Lines with the word "Dashboard" are the answer; copy each of them from the data below.

> _Dataset records_:
----------------------------------------

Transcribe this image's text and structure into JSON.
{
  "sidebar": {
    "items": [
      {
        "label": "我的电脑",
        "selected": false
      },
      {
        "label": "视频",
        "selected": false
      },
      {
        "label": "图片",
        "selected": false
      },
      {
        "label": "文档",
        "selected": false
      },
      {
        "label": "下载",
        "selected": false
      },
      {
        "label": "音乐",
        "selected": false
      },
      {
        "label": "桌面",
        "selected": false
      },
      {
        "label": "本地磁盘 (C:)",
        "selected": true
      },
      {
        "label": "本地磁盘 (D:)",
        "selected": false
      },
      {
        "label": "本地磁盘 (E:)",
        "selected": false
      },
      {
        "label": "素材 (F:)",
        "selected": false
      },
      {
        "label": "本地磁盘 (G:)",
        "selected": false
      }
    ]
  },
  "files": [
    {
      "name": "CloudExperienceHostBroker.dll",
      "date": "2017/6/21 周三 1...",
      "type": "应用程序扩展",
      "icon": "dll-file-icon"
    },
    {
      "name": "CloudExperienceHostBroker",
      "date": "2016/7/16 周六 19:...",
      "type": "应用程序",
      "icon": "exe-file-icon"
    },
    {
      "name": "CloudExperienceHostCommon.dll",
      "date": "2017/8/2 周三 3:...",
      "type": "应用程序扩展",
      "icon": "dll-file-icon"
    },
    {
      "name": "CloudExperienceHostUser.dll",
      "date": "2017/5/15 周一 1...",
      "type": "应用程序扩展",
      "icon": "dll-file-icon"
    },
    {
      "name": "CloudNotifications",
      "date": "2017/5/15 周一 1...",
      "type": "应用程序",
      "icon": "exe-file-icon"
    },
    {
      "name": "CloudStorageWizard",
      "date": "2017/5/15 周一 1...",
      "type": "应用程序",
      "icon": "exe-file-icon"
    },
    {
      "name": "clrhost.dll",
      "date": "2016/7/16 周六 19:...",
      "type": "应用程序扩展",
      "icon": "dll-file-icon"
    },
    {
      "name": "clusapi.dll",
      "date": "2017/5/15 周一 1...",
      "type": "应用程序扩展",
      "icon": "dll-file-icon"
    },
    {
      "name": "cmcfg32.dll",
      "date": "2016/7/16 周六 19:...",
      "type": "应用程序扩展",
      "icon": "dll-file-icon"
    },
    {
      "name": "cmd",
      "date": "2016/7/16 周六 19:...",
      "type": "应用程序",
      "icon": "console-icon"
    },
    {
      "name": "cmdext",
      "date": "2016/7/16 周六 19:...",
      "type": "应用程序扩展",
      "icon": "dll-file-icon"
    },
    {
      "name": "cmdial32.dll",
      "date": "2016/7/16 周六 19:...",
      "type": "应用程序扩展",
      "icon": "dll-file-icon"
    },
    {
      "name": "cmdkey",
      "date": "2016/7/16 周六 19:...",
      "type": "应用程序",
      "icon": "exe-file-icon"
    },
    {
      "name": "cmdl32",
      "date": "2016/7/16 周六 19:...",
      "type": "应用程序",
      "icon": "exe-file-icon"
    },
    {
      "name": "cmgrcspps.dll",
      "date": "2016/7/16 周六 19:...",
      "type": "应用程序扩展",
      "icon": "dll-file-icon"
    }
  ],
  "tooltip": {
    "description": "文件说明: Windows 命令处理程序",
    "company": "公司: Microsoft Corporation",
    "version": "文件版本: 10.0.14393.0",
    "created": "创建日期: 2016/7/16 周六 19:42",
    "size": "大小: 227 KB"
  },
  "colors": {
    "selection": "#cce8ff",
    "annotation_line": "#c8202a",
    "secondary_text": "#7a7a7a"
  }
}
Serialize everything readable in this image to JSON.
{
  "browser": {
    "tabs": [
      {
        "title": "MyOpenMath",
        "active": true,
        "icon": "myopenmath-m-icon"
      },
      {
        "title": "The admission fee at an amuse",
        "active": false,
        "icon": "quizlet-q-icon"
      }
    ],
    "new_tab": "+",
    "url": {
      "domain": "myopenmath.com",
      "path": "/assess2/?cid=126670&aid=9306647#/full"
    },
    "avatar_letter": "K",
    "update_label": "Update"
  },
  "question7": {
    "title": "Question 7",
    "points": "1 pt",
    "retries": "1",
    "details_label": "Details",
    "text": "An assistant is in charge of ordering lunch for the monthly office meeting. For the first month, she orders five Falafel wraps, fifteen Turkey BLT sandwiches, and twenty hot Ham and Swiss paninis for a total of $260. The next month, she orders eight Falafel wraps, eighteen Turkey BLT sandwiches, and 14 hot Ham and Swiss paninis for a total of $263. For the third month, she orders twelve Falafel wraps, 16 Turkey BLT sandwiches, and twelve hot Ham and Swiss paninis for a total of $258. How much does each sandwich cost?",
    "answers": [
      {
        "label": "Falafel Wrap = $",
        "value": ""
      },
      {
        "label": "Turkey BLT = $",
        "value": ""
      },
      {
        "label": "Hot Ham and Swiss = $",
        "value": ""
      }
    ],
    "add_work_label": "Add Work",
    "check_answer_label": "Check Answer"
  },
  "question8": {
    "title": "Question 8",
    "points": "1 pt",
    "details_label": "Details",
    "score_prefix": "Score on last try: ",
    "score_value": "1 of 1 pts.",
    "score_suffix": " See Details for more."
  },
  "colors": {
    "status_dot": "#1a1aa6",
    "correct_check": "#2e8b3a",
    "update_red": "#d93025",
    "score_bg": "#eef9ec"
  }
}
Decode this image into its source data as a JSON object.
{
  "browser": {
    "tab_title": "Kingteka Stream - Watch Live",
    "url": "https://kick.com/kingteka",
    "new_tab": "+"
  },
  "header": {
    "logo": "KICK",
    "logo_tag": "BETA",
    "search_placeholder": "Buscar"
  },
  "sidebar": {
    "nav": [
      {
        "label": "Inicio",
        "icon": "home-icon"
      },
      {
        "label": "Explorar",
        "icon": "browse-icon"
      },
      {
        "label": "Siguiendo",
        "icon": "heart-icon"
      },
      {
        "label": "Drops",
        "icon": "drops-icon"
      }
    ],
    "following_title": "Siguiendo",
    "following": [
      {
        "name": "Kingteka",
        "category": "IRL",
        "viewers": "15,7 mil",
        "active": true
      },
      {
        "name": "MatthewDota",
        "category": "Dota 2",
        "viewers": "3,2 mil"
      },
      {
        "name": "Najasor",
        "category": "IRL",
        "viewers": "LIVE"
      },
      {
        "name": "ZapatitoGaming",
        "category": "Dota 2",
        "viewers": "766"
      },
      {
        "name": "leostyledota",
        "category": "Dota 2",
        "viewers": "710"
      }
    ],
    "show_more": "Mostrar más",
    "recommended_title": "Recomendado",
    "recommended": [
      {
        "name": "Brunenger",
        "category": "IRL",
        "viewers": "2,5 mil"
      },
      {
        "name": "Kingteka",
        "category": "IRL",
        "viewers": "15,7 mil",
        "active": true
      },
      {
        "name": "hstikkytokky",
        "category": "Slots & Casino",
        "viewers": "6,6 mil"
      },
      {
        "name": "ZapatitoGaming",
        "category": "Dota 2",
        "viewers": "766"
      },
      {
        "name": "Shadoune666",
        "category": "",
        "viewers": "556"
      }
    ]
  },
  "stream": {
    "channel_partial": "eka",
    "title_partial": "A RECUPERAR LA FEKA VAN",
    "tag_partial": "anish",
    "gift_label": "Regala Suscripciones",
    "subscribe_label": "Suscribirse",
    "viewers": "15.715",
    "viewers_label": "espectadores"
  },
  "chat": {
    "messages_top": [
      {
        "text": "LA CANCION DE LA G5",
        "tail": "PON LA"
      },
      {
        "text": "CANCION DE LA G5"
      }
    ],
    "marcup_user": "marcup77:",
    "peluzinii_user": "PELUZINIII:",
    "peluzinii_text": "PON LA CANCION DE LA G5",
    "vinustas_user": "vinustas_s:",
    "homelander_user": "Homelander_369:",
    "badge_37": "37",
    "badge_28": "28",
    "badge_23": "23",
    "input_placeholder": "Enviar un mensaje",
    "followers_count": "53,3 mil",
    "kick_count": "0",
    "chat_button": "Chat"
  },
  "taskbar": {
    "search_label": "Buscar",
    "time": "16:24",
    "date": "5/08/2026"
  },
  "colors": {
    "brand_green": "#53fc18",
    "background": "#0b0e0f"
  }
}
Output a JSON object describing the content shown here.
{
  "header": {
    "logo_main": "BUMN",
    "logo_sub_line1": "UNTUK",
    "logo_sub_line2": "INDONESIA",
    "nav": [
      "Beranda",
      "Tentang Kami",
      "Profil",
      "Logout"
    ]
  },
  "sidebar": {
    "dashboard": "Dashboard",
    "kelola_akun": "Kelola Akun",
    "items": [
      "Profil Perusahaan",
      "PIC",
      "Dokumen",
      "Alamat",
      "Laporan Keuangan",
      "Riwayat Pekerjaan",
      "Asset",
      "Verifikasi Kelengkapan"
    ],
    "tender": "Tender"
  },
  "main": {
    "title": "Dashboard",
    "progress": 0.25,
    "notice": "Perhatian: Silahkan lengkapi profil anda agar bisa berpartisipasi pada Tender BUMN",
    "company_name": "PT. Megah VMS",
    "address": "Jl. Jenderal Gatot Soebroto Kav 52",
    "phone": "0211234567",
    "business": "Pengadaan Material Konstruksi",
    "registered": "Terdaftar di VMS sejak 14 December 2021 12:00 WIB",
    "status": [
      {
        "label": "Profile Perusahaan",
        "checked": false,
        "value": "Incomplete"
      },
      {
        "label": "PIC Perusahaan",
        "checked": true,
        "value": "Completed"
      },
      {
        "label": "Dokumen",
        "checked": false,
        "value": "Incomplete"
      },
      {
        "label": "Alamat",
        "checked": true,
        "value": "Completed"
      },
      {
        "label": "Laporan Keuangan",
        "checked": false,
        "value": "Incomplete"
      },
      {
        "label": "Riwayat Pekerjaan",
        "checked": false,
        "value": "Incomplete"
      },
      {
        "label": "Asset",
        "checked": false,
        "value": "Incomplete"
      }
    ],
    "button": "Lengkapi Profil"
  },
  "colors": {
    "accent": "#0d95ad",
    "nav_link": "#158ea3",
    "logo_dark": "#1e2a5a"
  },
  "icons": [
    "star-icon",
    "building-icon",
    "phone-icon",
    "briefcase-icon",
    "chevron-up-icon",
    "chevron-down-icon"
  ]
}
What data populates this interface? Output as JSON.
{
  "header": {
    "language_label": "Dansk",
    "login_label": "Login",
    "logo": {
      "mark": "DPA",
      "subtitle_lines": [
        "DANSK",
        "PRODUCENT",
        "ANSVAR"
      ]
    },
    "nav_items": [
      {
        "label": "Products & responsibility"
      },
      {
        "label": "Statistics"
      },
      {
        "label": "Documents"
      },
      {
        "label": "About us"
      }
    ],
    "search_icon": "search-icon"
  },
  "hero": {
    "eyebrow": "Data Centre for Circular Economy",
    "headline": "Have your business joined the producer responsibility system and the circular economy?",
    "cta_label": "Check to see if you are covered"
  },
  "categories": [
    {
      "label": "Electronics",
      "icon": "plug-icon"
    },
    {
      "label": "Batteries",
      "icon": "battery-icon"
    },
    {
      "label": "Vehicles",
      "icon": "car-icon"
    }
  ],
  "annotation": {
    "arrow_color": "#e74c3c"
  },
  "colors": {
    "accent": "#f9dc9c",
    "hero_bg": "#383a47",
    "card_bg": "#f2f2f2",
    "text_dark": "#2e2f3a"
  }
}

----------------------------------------

> _Response to this exercise_:
    "dashboard": "Dashboard",
    "title": "Dashboard",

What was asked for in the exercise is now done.